Items listed in a dataset

# # # #

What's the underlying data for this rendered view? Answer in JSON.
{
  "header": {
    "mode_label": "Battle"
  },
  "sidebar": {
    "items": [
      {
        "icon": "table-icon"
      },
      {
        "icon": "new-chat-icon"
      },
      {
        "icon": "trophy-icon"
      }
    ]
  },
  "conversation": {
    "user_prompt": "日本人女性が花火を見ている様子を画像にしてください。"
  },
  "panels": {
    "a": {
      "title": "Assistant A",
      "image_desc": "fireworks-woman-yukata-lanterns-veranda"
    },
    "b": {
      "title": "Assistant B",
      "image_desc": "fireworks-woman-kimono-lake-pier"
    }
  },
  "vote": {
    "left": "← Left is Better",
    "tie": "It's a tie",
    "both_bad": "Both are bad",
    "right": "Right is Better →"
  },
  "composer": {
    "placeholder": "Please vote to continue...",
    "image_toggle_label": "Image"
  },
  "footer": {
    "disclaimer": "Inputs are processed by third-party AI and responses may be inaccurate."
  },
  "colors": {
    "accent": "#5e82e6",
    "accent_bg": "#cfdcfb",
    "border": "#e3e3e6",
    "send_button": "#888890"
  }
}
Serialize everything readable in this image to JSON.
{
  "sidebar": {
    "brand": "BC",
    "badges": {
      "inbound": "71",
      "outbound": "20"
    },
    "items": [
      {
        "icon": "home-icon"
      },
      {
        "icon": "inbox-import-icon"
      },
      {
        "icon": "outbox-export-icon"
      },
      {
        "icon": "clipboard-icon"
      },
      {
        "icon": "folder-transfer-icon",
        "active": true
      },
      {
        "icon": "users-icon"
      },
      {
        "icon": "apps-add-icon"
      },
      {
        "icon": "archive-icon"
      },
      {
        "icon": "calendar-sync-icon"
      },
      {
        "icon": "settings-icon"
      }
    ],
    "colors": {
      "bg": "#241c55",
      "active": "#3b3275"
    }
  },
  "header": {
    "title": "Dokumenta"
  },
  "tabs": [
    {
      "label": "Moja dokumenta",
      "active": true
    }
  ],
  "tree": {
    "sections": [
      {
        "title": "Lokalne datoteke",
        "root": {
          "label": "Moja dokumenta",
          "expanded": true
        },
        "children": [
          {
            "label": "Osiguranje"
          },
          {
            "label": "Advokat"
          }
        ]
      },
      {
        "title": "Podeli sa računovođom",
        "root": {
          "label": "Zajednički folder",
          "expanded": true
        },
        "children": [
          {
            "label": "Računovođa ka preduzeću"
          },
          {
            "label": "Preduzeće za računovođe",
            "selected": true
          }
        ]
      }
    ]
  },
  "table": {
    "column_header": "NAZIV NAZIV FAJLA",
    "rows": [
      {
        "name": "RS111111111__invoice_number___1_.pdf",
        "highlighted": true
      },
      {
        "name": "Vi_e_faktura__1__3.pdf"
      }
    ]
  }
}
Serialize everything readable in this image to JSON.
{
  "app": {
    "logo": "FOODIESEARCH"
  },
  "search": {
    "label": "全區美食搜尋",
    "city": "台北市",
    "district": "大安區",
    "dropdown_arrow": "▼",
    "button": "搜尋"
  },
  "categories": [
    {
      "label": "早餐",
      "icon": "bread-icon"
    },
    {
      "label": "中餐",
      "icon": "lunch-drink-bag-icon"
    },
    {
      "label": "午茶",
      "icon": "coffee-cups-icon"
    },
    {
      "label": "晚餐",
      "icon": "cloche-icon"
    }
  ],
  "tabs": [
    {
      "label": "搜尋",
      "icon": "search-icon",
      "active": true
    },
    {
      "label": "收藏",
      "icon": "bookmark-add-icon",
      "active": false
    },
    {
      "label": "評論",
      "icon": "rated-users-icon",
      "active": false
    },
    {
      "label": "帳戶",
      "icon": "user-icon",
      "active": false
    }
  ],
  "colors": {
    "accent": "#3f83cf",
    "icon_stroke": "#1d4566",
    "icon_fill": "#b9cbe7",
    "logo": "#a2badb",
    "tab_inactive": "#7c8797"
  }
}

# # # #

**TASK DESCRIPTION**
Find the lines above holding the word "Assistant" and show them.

**SOLUTION BELOW**
      "title": "Assistant A",
      "title": "Assistant B",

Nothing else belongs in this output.